Task instructions: Every line below should come back exactly as written, though the pictures stay out.

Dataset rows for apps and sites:
"""
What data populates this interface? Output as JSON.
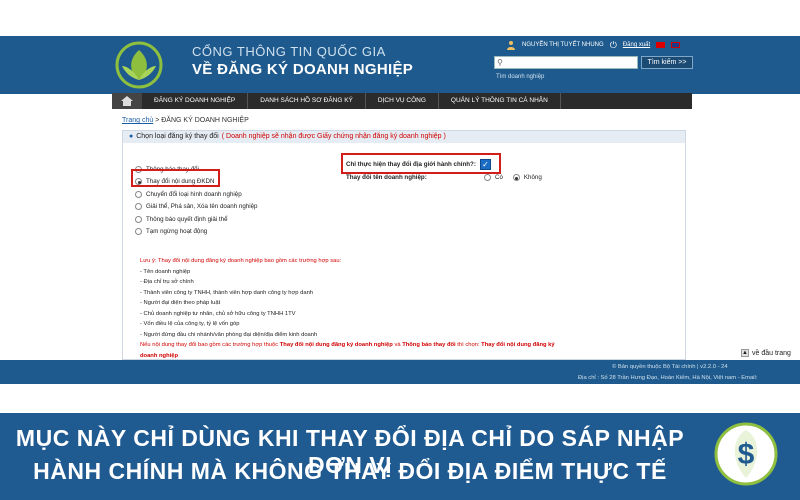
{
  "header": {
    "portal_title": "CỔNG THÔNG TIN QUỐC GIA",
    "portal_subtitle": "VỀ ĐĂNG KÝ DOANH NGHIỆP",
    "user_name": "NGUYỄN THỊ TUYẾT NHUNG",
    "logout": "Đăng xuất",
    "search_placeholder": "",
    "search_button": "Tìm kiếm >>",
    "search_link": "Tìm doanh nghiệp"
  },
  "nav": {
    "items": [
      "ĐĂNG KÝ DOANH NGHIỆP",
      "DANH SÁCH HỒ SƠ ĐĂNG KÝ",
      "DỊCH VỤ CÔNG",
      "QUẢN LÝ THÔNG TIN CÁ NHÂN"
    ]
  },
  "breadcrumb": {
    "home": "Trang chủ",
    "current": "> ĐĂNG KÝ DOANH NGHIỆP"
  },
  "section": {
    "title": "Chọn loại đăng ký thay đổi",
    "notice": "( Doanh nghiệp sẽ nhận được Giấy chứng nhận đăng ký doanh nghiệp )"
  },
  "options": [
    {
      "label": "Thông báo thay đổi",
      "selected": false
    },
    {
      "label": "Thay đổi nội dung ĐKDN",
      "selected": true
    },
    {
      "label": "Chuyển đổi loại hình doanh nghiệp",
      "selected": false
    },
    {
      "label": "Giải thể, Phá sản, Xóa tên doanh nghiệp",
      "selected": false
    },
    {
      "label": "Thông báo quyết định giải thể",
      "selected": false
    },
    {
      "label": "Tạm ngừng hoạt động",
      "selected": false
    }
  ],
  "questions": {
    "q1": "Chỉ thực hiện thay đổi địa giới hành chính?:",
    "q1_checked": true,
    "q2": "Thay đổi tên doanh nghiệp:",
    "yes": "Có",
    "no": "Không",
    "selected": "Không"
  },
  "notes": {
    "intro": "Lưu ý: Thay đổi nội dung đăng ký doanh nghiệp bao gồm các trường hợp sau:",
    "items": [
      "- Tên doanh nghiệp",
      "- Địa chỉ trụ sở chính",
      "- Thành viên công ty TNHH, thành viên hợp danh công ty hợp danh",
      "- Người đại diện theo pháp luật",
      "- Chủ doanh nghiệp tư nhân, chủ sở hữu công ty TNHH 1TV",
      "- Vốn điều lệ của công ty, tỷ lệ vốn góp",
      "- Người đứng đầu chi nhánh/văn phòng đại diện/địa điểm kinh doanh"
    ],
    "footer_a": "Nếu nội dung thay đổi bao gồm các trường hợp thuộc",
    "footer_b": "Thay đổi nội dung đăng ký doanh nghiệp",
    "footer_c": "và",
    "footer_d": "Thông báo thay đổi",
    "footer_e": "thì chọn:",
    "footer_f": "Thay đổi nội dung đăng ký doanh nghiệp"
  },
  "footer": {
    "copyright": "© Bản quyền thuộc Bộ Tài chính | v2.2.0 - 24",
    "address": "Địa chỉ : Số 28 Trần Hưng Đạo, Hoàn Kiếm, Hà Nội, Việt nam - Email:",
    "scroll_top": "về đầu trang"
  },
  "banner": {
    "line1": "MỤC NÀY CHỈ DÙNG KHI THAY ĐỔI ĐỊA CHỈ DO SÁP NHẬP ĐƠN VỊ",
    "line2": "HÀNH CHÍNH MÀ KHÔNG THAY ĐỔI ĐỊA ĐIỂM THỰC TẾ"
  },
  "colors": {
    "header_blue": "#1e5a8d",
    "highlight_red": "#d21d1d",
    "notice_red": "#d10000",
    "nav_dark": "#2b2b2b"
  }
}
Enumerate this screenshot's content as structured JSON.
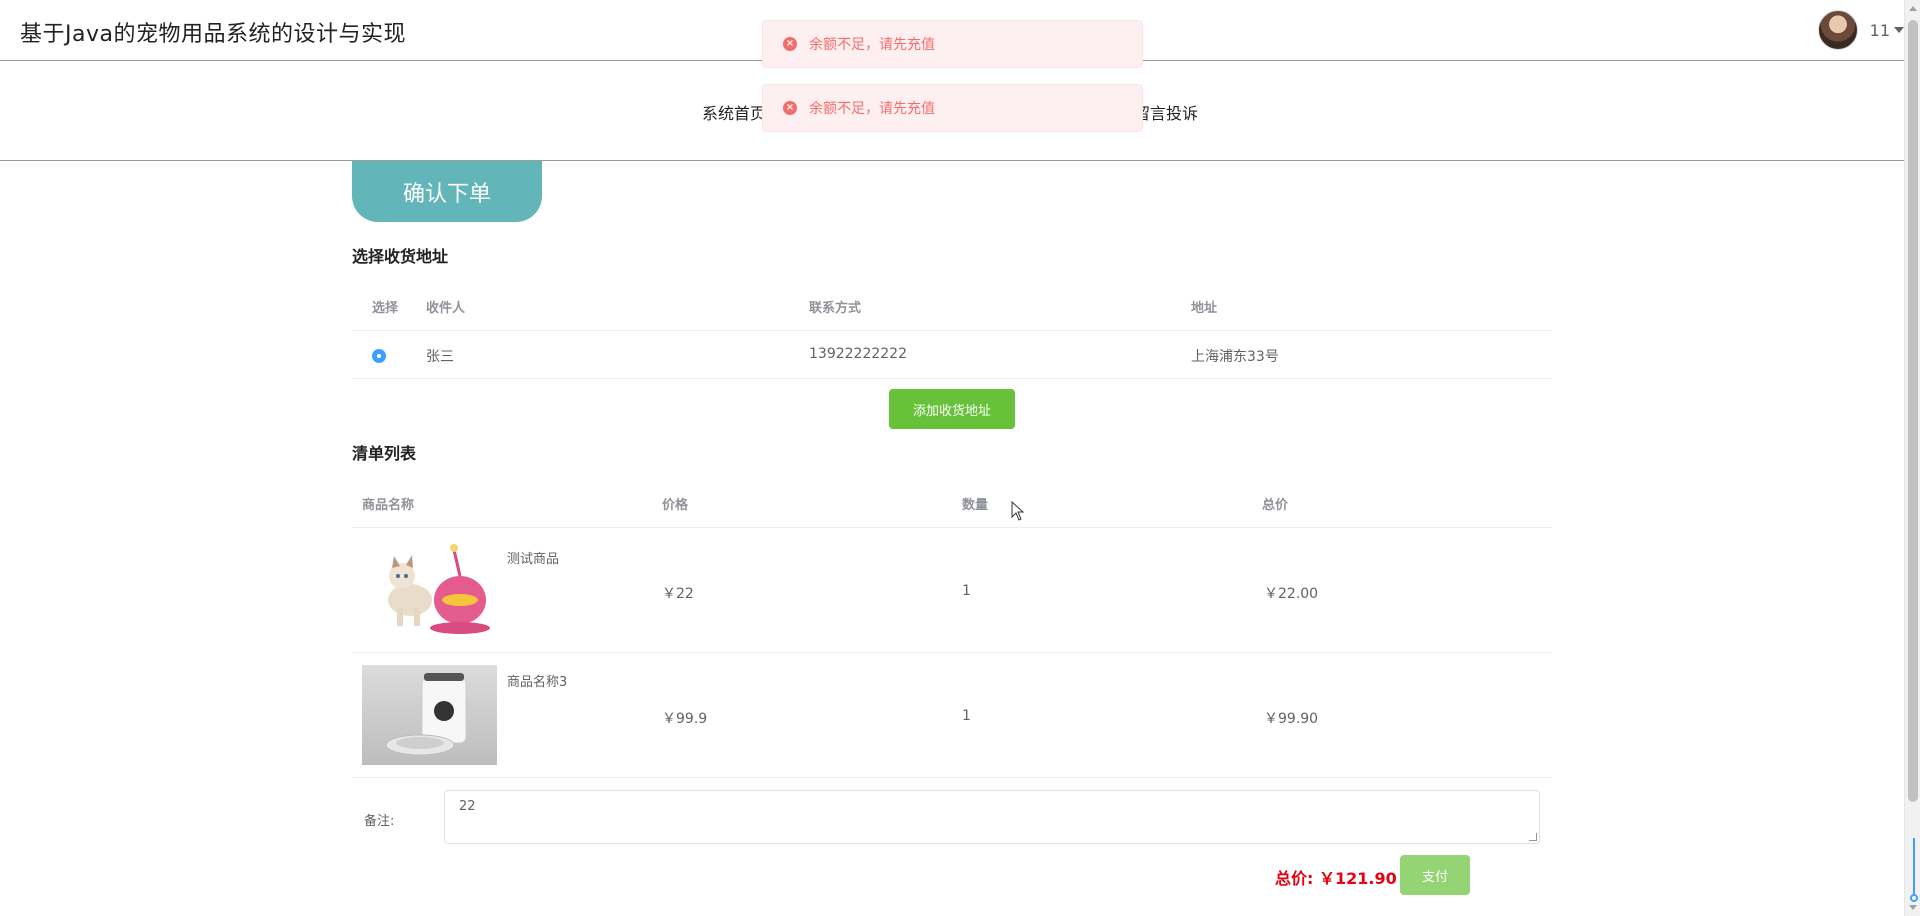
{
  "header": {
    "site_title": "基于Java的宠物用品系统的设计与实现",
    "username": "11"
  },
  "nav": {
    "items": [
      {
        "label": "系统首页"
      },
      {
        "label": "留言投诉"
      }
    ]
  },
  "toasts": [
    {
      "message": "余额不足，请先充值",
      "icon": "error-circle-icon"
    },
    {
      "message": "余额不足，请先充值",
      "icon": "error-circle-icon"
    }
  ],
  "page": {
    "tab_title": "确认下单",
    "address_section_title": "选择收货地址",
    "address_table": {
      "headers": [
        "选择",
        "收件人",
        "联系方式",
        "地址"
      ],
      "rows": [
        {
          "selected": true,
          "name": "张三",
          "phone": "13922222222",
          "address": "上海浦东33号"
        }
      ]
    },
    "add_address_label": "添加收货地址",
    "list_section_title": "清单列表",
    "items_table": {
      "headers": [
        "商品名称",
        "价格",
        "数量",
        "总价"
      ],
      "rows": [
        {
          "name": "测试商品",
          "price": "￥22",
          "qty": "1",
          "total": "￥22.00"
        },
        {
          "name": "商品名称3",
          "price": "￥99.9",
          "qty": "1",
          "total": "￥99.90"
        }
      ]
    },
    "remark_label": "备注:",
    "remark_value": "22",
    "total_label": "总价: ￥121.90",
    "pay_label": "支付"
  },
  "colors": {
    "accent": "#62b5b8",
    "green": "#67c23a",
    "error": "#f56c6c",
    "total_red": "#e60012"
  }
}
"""
Response to the exercise:
What data populates this interface? Output as JSON.
{
  "header": {
    "portal_title": "CỔNG THÔNG TIN QUỐC GIA",
    "portal_subtitle": "VỀ ĐĂNG KÝ DOANH NGHIỆP",
    "user_name": "NGUYỄN THỊ TUYẾT NHUNG",
    "logout": "Đăng xuất",
    "search_placeholder": "",
    "search_button": "Tìm kiếm >>",
    "search_link": "Tìm doanh nghiệp"
  },
  "nav": {
    "items": [
      "ĐĂNG KÝ DOANH NGHIỆP",
      "DANH SÁCH HỒ SƠ ĐĂNG KÝ",
      "DỊCH VỤ CÔNG",
      "QUẢN LÝ THÔNG TIN CÁ NHÂN"
    ]
  },
  "breadcrumb": {
    "home": "Trang chủ",
    "current": "> ĐĂNG KÝ DOANH NGHIỆP"
  },
  "section": {
    "title": "Chọn loại đăng ký thay đổi",
    "notice": "( Doanh nghiệp sẽ nhận được Giấy chứng nhận đăng ký doanh nghiệp )"
  },
  "options": [
    {
      "label": "Thông báo thay đổi",
      "selected": false
    },
    {
      "label": "Thay đổi nội dung ĐKDN",
      "selected": true
    },
    {
      "label": "Chuyển đổi loại hình doanh nghiệp",
      "selected": false
    },
    {
      "label": "Giải thể, Phá sản, Xóa tên doanh nghiệp",
      "selected": false
    },
    {
      "label": "Thông báo quyết định giải thể",
      "selected": false
    },
    {
      "label": "Tạm ngừng hoạt động",
      "selected": false
    }
  ],
  "questions": {
    "q1": "Chỉ thực hiện thay đổi địa giới hành chính?:",
    "q1_checked": true,
    "q2": "Thay đổi tên doanh nghiệp:",
    "yes": "Có",
    "no": "Không",
    "selected": "Không"
  },
  "notes": {
    "intro": "Lưu ý: Thay đổi nội dung đăng ký doanh nghiệp bao gồm các trường hợp sau:",
    "items": [
      "- Tên doanh nghiệp",
      "- Địa chỉ trụ sở chính",
      "- Thành viên công ty TNHH, thành viên hợp danh công ty hợp danh",
      "- Người đại diện theo pháp luật",
      "- Chủ doanh nghiệp tư nhân, chủ sở hữu công ty TNHH 1TV",
      "- Vốn điều lệ của công ty, tỷ lệ vốn góp",
      "- Người đứng đầu chi nhánh/văn phòng đại diện/địa điểm kinh doanh"
    ],
    "footer_a": "Nếu nội dung thay đổi bao gồm các trường hợp thuộc",
    "footer_b": "Thay đổi nội dung đăng ký doanh nghiệp",
    "footer_c": "và",
    "footer_d": "Thông báo thay đổi",
    "footer_e": "thì chọn:",
    "footer_f": "Thay đổi nội dung đăng ký doanh nghiệp"
  },
  "footer": {
    "copyright": "© Bản quyền thuộc Bộ Tài chính | v2.2.0 - 24",
    "address": "Địa chỉ : Số 28 Trần Hưng Đạo, Hoàn Kiếm, Hà Nội, Việt nam - Email:",
    "scroll_top": "về đầu trang"
  },
  "banner": {
    "line1": "MỤC NÀY CHỈ DÙNG KHI THAY ĐỔI ĐỊA CHỈ DO SÁP NHẬP ĐƠN VỊ",
    "line2": "HÀNH CHÍNH MÀ KHÔNG THAY ĐỔI ĐỊA ĐIỂM THỰC TẾ"
  },
  "colors": {
    "header_blue": "#1e5a8d",
    "highlight_red": "#d21d1d",
    "notice_red": "#d10000",
    "nav_dark": "#2b2b2b"
  }
}
Enumerate this screenshot's content as structured JSON.
{
  "header": {
    "site_title": "基于Java的宠物用品系统的设计与实现",
    "username": "11"
  },
  "nav": {
    "items": [
      {
        "label": "系统首页"
      },
      {
        "label": "留言投诉"
      }
    ]
  },
  "toasts": [
    {
      "message": "余额不足，请先充值",
      "icon": "error-circle-icon"
    },
    {
      "message": "余额不足，请先充值",
      "icon": "error-circle-icon"
    }
  ],
  "page": {
    "tab_title": "确认下单",
    "address_section_title": "选择收货地址",
    "address_table": {
      "headers": [
        "选择",
        "收件人",
        "联系方式",
        "地址"
      ],
      "rows": [
        {
          "selected": true,
          "name": "张三",
          "phone": "13922222222",
          "address": "上海浦东33号"
        }
      ]
    },
    "add_address_label": "添加收货地址",
    "list_section_title": "清单列表",
    "items_table": {
      "headers": [
        "商品名称",
        "价格",
        "数量",
        "总价"
      ],
      "rows": [
        {
          "name": "测试商品",
          "price": "￥22",
          "qty": "1",
          "total": "￥22.00"
        },
        {
          "name": "商品名称3",
          "price": "￥99.9",
          "qty": "1",
          "total": "￥99.90"
        }
      ]
    },
    "remark_label": "备注:",
    "remark_value": "22",
    "total_label": "总价: ￥121.90",
    "pay_label": "支付"
  },
  "colors": {
    "accent": "#62b5b8",
    "green": "#67c23a",
    "error": "#f56c6c",
    "total_red": "#e60012"
  }
}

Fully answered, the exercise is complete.